Guide for Parents

The Congenital Hyperinsulinism Center at The Children’s Hospital of Philadelphia is dedicated to your child’s safety and well-being. Our goal is to help you take your child home as soon as possible, either cured of hyperinsulinism or on a safe and manageable treatment plan.

We are committed to providing family-centered care and consider you an important member of our team. You will be intimately involved in making decisions about your child’s treatment throughout your entire hospital experience and during any follow-up care.

Evaluation and treatment

We follow a careful program to evaluate and treat each child in our Center. Some of these steps may be put into motion or completed before you arrive at Children’s Hospital. The order of these steps may vary case by case.

A diagnosis of hyperinsulinism (HI) is made and confirmed. This is based on your child’s glucose requirement, insulin and ketone levels, and a positive glucagon response (during low blood sugar).

  • Medical therapy is attempted using diazoxide and octreotide.
  • If your child continues to have low blood sugar with medical therapy, surgery may be needed to remove part of the pancreas.
  • Before surgery, your child may undergo additional testing to determine if the HI is focal or diffuse. In focal HI, a localized area of the pancreas has defective beta cells that cause the disease. Since the rest of the pancreas has normal beta cells, the focal lesion can be removed through surgery, which may cure the disease without removing the majority of the pancreas.
  • Unfortunately, focal lesions are often too small to be found through regular MRI, CT scan or ultrasound. Based on medical history alone, there is no way to determine if your child has diffuse or focal HI. The Congenital Hyperinsulinism Center is currently performing 18F-DOPA PET scanning under an FDA-approved research protocol (for appropriate cases). Our staff has the most experience with this preoperative testing procedure in the world. This innovative radiological imaging helps surgeons locate abnormal tissue and determine the exact locations of focal lesions, preventing unnecessary removal of healthy cells in the pancreas and significantly reducing the risks of diabetes in patients with focal HI. This type of precision will assist in pursuing a cure.
  • The 18F-DOPA PET scan takes approximately two hours and is performed at the CHOP PET facility under the care and supervision of pediatric anesthesiologists. Your child will receive a small dose of a radioactive isotope, which is picked up by insulin secreting cells in the pancreas. A bright spot on PET imaging indicates an area of focal disease. If this procedure is appropriate for your child, we will discuss it with you in greater detail. If your child requires surgery for HI, you should expect to stay at Children’s Hospital for at least one month.
  • Pancreatectomy surgery generally takes from two to four hours. There is a special waiting room for families of children in surgery where you will receive periodic updates.
  • After surgery, your child should be ready to go home in two to three weeks.

Based on your child’s age and condition, he will be admitted to either Children’s Hospital’s endocrine unit or the Harriet and Ronald Lassin Newborn/Infant Intensive Care Unit (N/IICU). Nurses on both units are experienced in dealing with HI. They routinely and expertly perform the follow-up tests your child needs.
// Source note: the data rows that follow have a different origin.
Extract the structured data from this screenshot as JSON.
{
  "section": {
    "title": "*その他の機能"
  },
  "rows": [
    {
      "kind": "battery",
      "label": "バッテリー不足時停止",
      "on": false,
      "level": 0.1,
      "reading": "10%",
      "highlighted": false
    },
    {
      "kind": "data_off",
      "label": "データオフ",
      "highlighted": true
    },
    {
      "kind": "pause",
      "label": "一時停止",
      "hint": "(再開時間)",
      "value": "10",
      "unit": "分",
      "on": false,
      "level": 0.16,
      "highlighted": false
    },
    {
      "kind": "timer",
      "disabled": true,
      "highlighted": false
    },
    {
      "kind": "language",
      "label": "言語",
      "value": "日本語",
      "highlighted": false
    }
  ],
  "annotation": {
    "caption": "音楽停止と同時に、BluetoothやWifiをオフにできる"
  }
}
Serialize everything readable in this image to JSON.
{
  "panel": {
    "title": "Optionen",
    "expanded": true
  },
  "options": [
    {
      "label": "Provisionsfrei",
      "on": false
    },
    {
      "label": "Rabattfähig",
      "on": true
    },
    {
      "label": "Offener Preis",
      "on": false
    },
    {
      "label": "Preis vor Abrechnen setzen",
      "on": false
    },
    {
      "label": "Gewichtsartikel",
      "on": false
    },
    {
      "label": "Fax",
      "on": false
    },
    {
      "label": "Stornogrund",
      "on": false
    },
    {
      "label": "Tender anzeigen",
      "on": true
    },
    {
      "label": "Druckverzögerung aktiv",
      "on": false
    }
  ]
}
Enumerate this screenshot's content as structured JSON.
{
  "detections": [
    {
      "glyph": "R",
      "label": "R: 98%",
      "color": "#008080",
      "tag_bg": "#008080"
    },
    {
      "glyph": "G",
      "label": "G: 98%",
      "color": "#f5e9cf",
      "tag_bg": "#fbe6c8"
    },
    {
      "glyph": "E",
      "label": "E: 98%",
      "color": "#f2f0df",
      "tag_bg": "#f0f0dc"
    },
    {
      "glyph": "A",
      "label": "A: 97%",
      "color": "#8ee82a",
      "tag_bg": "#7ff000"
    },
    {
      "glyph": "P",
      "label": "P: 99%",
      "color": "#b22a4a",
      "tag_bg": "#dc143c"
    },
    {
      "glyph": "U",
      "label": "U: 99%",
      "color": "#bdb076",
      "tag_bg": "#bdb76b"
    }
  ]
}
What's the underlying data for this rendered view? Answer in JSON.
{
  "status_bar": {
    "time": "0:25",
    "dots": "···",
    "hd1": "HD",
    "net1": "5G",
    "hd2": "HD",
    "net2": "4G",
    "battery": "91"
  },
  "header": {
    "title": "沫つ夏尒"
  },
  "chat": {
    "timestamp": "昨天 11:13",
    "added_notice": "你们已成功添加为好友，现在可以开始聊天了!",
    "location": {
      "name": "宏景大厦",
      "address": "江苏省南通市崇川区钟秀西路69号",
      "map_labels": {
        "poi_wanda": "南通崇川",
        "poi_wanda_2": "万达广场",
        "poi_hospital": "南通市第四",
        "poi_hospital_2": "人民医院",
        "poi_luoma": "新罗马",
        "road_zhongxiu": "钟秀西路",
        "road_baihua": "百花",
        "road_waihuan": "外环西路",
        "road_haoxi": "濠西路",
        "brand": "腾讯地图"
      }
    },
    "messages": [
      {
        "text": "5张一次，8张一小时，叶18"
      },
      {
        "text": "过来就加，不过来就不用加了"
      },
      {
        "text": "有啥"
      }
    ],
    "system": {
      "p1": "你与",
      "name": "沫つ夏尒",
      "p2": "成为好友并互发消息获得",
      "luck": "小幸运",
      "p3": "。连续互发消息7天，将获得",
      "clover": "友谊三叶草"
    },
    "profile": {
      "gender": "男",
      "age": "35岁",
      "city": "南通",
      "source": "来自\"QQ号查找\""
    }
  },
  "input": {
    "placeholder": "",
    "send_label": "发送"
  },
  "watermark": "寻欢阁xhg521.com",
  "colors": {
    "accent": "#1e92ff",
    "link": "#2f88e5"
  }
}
In addition, any infant who requires surgery will stay in the N/IICU for at least six days after surgery. Children older than 1 year may be treated in the Pediatric Intensive Care Unit (PICU) after surgery.

Where to stay

At Children’s Hospital, parents and caregivers are permitted and encouraged to be with their children at all times. Upon admission, you will receive a wristband that allows you to enter and exit Children’s Hospital easily, 24 hours a day. If your child is staying on the endocrine unit, you can sleep in a chair bed located at your child’s bedside. If your infant is admitted to the N/IICU, you have access to special sleep rooms at Children’s Hospital. If you wish to stay in a room outside the Hospital, choices include the Ronald McDonald House and several hotels in the area. You will need to make these arrangements before coming to the Hospital.